DATA SUPPLIED START

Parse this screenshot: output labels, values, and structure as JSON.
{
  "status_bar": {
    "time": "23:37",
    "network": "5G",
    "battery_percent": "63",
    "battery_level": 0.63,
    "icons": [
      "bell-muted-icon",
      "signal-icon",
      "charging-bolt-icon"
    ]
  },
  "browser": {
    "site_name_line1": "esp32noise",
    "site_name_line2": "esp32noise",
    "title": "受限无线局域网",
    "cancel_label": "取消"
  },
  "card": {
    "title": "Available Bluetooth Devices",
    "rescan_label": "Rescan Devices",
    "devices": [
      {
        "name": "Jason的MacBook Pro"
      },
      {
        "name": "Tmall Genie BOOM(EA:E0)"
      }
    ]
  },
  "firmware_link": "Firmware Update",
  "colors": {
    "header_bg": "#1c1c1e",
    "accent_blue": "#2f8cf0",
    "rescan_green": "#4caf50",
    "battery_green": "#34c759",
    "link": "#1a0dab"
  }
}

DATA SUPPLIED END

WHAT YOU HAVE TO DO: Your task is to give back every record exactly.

SOLUTION:
Parse this screenshot: output labels, values, and structure as JSON.
{
  "status_bar": {
    "time": "23:37",
    "network": "5G",
    "battery_percent": "63",
    "battery_level": 0.63,
    "icons": [
      "bell-muted-icon",
      "signal-icon",
      "charging-bolt-icon"
    ]
  },
  "browser": {
    "site_name_line1": "esp32noise",
    "site_name_line2": "esp32noise",
    "title": "受限无线局域网",
    "cancel_label": "取消"
  },
  "card": {
    "title": "Available Bluetooth Devices",
    "rescan_label": "Rescan Devices",
    "devices": [
      {
        "name": "Jason的MacBook Pro"
      },
      {
        "name": "Tmall Genie BOOM(EA:E0)"
      }
    ]
  },
  "firmware_link": "Firmware Update",
  "colors": {
    "header_bg": "#1c1c1e",
    "accent_blue": "#2f8cf0",
    "rescan_green": "#4caf50",
    "battery_green": "#34c759",
    "link": "#1a0dab"
  }
}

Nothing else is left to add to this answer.